The Battle for Sularia Verdict
Firestone--The various rows and keywords take some getting used to, but once you have those down, it plays smoothly. People keep asking how this compares to Magic, but really they're completely different beasts. For one, this is more like an LCG than a CCG. For another...well, Magic is just a practically perfect game. I understand why people don't like it because of the money you spend and some of the darker themes that can spring up. If you're looking for a Magic killer, this isn't it. If you're looking for a science-fiction themed non-collectible card game with solid gameplay, this is right up your alley.
Jeremiah--The Command Window is probably the cleanest/most streamlined way of having players respond to actions that just took place.
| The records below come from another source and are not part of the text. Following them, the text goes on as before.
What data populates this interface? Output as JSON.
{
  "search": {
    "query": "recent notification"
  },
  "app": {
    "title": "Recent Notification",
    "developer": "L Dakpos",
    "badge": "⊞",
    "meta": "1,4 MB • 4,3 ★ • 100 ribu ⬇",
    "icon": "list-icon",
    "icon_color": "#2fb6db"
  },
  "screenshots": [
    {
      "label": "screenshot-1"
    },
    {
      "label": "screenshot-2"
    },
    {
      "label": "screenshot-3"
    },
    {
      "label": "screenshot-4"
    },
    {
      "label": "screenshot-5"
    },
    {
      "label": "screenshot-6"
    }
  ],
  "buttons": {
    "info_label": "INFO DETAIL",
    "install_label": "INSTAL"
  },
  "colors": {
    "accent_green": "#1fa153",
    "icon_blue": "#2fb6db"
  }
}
I've played some battle card games lately -ahem- no names please... that have some fairly convoluted turn order/response mechanics, that can really bog things down. I'm a fan of the Command Window for sure!
Jeremiah--The game length is great for this type of game as well. It doesn't over stay its welcome but if you wanted to play it in a sort of tournament setting you could get together and have at it all night while tweaking your decks, etc.
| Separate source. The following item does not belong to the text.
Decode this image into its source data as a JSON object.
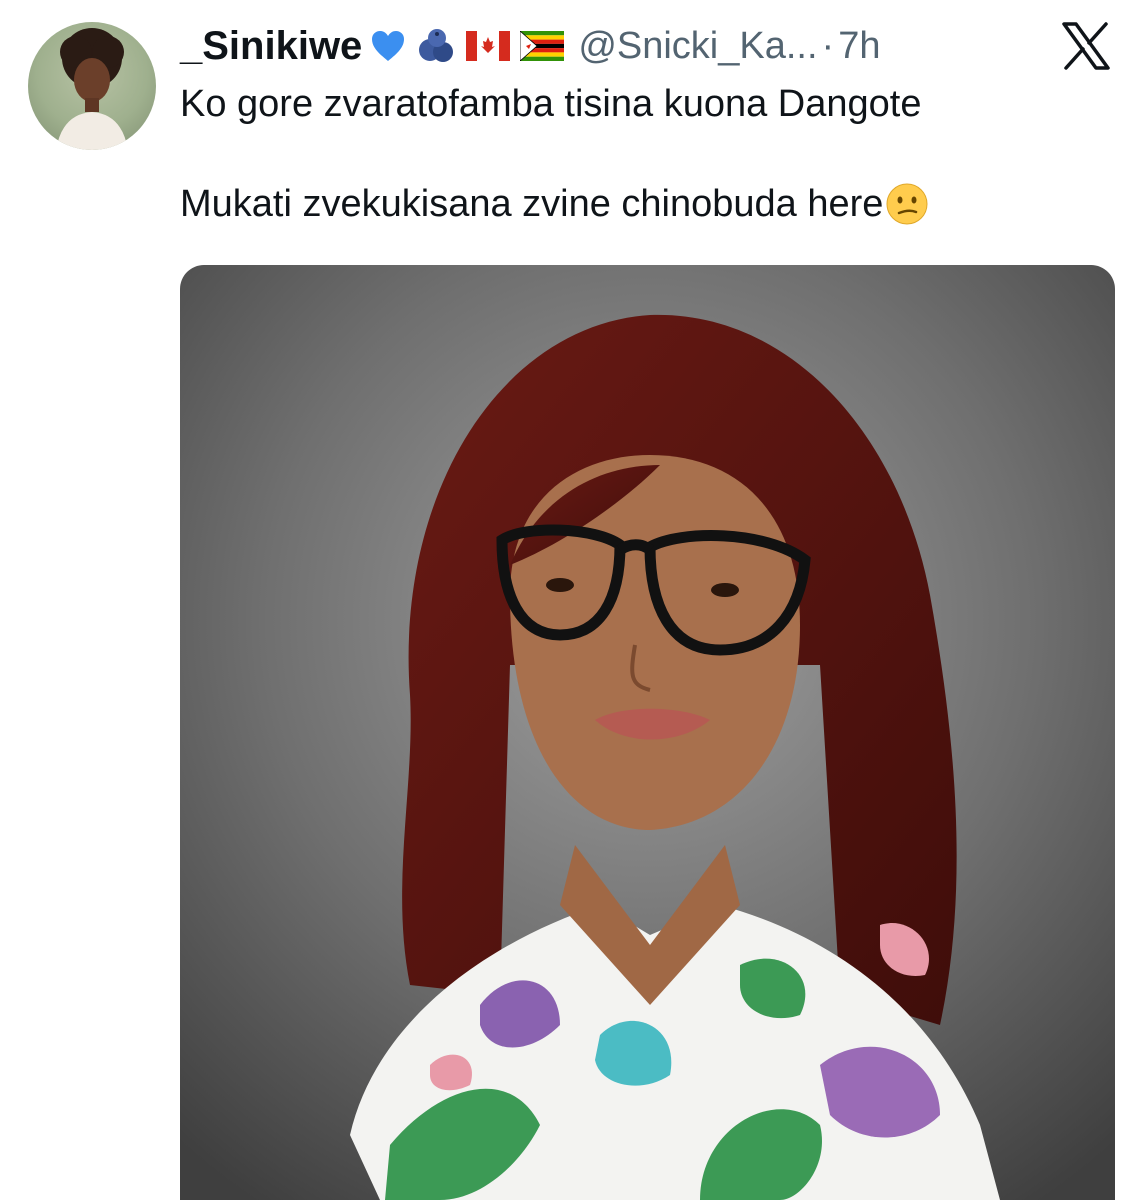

Firestone--I like that there are a finite number of turns. You never want a game to feel it's gone on too long.
Jeremiah--I enjoyed the theme and artwork of the game as well. Really nice illustrations that work really well with the style of gameplay!
Firestone--The artwork is terrific--though I prefer the Jotune just because it's a little brighter and less dark and muddy. (That dark does thematically fit the Synthiens.)
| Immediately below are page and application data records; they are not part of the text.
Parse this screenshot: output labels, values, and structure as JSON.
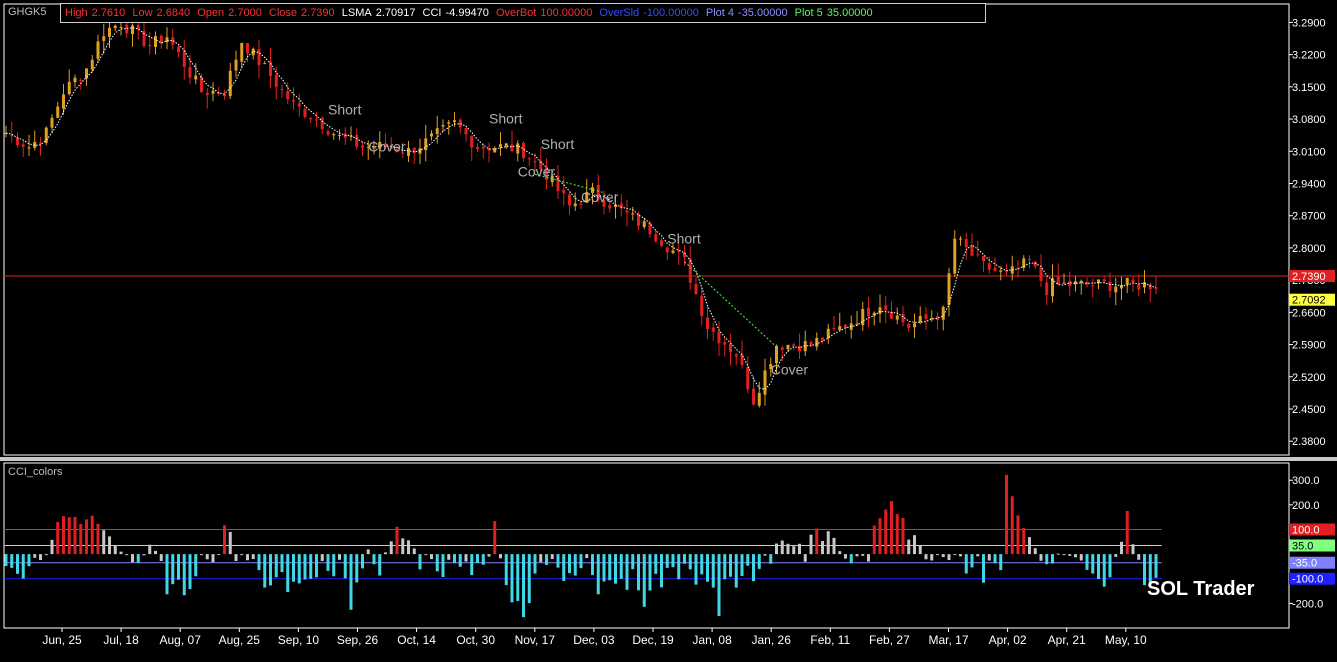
{
  "symbol": "GHGK5",
  "header": {
    "high_label": "High",
    "high": "2.7610",
    "low_label": "Low",
    "low": "2.6840",
    "open_label": "Open",
    "open": "2.7000",
    "close_label": "Close",
    "close": "2.7390",
    "lsma_label": "LSMA",
    "lsma": "2.70917",
    "cci_label": "CCI",
    "cci": "-4.99470",
    "overbot_label": "OverBot",
    "overbot": "100.00000",
    "oversld_label": "OverSld",
    "oversld": "-100.00000",
    "plot4_label": "Plot 4",
    "plot4": "-35.00000",
    "plot5_label": "Plot 5",
    "plot5": "35.00000"
  },
  "colors": {
    "background": "#000000",
    "grid_border": "#ffffff",
    "candle_down": "#e02020",
    "candle_up": "#e0a020",
    "lsma_line": "#ffffff",
    "signal_line": "#40ff40",
    "cci_above": "#e02020",
    "cci_below": "#40d8e8",
    "cci_neutral": "#c8c8c8",
    "overbot_line": "#ff2020",
    "oversld_line": "#2020ff",
    "plot4_line": "#8080ff",
    "plot5_line": "#80ff80",
    "last_price_line": "#e02020",
    "header_red": "#ff3030",
    "header_blue": "#3050ff",
    "header_green": "#50ff50",
    "header_white": "#ffffff",
    "header_lilac": "#9090ff"
  },
  "panel2_title": "CCI_colors",
  "brand": "SOL Trader",
  "chart_data": [
    {
      "type": "candlestick",
      "ylim": [
        2.35,
        3.33
      ],
      "y_ticks": [
        "3.2900",
        "3.2200",
        "3.1500",
        "3.0800",
        "3.0100",
        "2.9400",
        "2.8700",
        "2.8000",
        "2.7300",
        "2.6600",
        "2.5900",
        "2.5200",
        "2.4500",
        "2.3800"
      ],
      "last_close": "2.7390",
      "lsma_value": "2.7092",
      "signals": [
        {
          "label": "Short",
          "x": 56,
          "y": 3.09
        },
        {
          "label": "Cover",
          "x": 63,
          "y": 3.01
        },
        {
          "label": "Short",
          "x": 84,
          "y": 3.07
        },
        {
          "label": "Short",
          "x": 93,
          "y": 3.015
        },
        {
          "label": "Cover",
          "x": 89,
          "y": 2.955
        },
        {
          "label": "Cover",
          "x": 100,
          "y": 2.9
        },
        {
          "label": "Short",
          "x": 115,
          "y": 2.81
        },
        {
          "label": "Cover",
          "x": 133,
          "y": 2.525
        }
      ],
      "signal_lines": [
        {
          "x0": 92,
          "y0": 2.96,
          "x1": 104,
          "y1": 2.92
        },
        {
          "x0": 118,
          "y0": 2.77,
          "x1": 134,
          "y1": 2.585
        }
      ],
      "anchors": [
        [
          0,
          3.05
        ],
        [
          4,
          3.02
        ],
        [
          7,
          3.05
        ],
        [
          10,
          3.14
        ],
        [
          14,
          3.19
        ],
        [
          17,
          3.27
        ],
        [
          20,
          3.29
        ],
        [
          25,
          3.24
        ],
        [
          28,
          3.26
        ],
        [
          30,
          3.22
        ],
        [
          34,
          3.14
        ],
        [
          38,
          3.14
        ],
        [
          41,
          3.25
        ],
        [
          45,
          3.19
        ],
        [
          50,
          3.11
        ],
        [
          54,
          3.08
        ],
        [
          58,
          3.04
        ],
        [
          62,
          3.02
        ],
        [
          66,
          3.02
        ],
        [
          70,
          3.01
        ],
        [
          73,
          3.03
        ],
        [
          78,
          3.07
        ],
        [
          82,
          3.02
        ],
        [
          87,
          3.02
        ],
        [
          90,
          3.01
        ],
        [
          94,
          2.96
        ],
        [
          98,
          2.89
        ],
        [
          102,
          2.92
        ],
        [
          107,
          2.88
        ],
        [
          112,
          2.84
        ],
        [
          118,
          2.77
        ],
        [
          122,
          2.63
        ],
        [
          127,
          2.57
        ],
        [
          130,
          2.47
        ],
        [
          134,
          2.59
        ],
        [
          140,
          2.59
        ],
        [
          147,
          2.64
        ],
        [
          152,
          2.68
        ],
        [
          157,
          2.63
        ],
        [
          163,
          2.66
        ],
        [
          165,
          2.82
        ],
        [
          170,
          2.76
        ],
        [
          174,
          2.74
        ],
        [
          178,
          2.77
        ],
        [
          181,
          2.71
        ],
        [
          182,
          2.72
        ]
      ]
    },
    {
      "type": "bar",
      "name": "CCI_colors",
      "ylim": [
        -300,
        370
      ],
      "y_ticks": [
        "300.0",
        "200.0",
        "100.0",
        "35.0",
        "-35.0",
        "-100.0",
        "-200.0"
      ],
      "levels": {
        "overbot": 100,
        "plot5": 35,
        "plot4": -35,
        "oversld": -100
      },
      "x_labels": [
        "Jun, 25",
        "Jul, 18",
        "Aug, 07",
        "Aug, 25",
        "Sep, 10",
        "Sep, 26",
        "Oct, 14",
        "Oct, 30",
        "Nov, 17",
        "Dec, 03",
        "Dec, 19",
        "Jan, 08",
        "Jan, 26",
        "Feb, 11",
        "Feb, 27",
        "Mar, 17",
        "Apr, 02",
        "Apr, 21",
        "May, 10"
      ],
      "values": [
        -48,
        -56,
        -80,
        -99,
        -49,
        -15,
        -24,
        0,
        58,
        131,
        154,
        150,
        151,
        122,
        141,
        156,
        123,
        97,
        72,
        34,
        10,
        -2,
        -33,
        -35,
        -5,
        38,
        13,
        -28,
        -163,
        -122,
        -104,
        -167,
        -142,
        -90,
        -3,
        -21,
        -33,
        -1,
        117,
        90,
        -28,
        -3,
        -25,
        -20,
        -65,
        -136,
        -127,
        -94,
        -73,
        -154,
        -112,
        -119,
        -103,
        -100,
        -94,
        -28,
        -68,
        -90,
        -23,
        -98,
        -226,
        -115,
        -58,
        19,
        -41,
        -87,
        7,
        52,
        111,
        64,
        56,
        23,
        -62,
        -1,
        -20,
        -70,
        -93,
        -23,
        -36,
        -51,
        -30,
        -85,
        -36,
        -43,
        -10,
        134,
        -17,
        -126,
        -196,
        -190,
        -256,
        -199,
        -79,
        -33,
        -44,
        -20,
        -55,
        -109,
        -77,
        -87,
        -57,
        -16,
        -85,
        -163,
        -111,
        -106,
        -120,
        -100,
        -145,
        -61,
        -147,
        -214,
        -148,
        -80,
        -135,
        -56,
        -53,
        -102,
        -39,
        -62,
        -124,
        -82,
        -112,
        -136,
        -251,
        -102,
        -92,
        -136,
        -89,
        -47,
        -110,
        -60,
        -6,
        -39,
        43,
        55,
        42,
        32,
        42,
        -31,
        79,
        104,
        53,
        93,
        66,
        12,
        -18,
        -37,
        -9,
        -7,
        -30,
        116,
        146,
        181,
        215,
        162,
        147,
        59,
        77,
        33,
        -21,
        -26,
        0,
        -12,
        -24,
        -3,
        -9,
        -79,
        -54,
        -9,
        -116,
        -26,
        -37,
        -65,
        322,
        235,
        157,
        106,
        69,
        24,
        -27,
        -41,
        -38,
        2,
        -3,
        -7,
        -13,
        -26,
        -64,
        -79,
        -101,
        -132,
        -94,
        -11,
        50,
        175,
        40,
        -23,
        -126,
        -124,
        -96
      ]
    }
  ]
}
Jeremiah's Final Verdict--Battle for Sularia is more than clever game mechanics, it's set in a deep and interesting universe that drives the story and strategy. Did I mention clever mechanics? The game play is deep yet elegant, and a nice addition to your card battling collection! Nice job!
Firestone's Final Verdict--Battle for Sularia is a solid 2-player card game. The two Factions feel and play differently, and the game offers you interesting decisions. And I love the science fiction setting!
Blood, Profit, and Glory
This first Command Pack adds four new cards to each Faction, including slick new Combatants and tactics, and a Site for the Jotunes. The Synthians get a couple Combatants and a Condition. The pack also come with six neutral Mercenary cards that can be built into any deck. All of the cards included have four copies of each so you can tweak that deck just to your liking!
The Verdict for Blood, Profit, and Glory
Jeremiah--This is the perfect addition to a game like Battle for Sularia. It's textbook LCG format, and it works. A handful of cards that fit right in with the base game, and a new type of card that doesn't really add a huge wrinkle, but a nice bit of variety.
Firestone--I like the Mercenaries. The two distinct factions are one of my favorite things about Battle for Sularia. But it's also fun to have cards that aren't strictly for one side. And the mechanism for bringing them onto your side is cool and thematic, too. They come to the person who pays the most. What would you expect from a mercenary?
Jeremiah--It's totally worth checking out if you're into the base game, and fits seamlessly into your base game. The Mercenary cards are really sweet though and have some super awesome abilities!
Jeremiah's Final Verdict--Go get it! It's what you'd expect for an expansion of Battle for Sularia, and it has awesome cards! 'Nuff Said!
Firestone's Final Verdict--If you already like Battle's base game, this is a great way to get more cards for the game you already love. If you don't know about the game, you can get the base game and the expansion for a good price with the campaign.
Check out the Kickstarter here. You can get the expansion for $15, or both the base game and the expansion for $35.
Theology of Games would like to thank Punch-It Entertainment for providing review copies of Battle for Sularia. This in no way affected our opinions of the game.
Thanks for reading!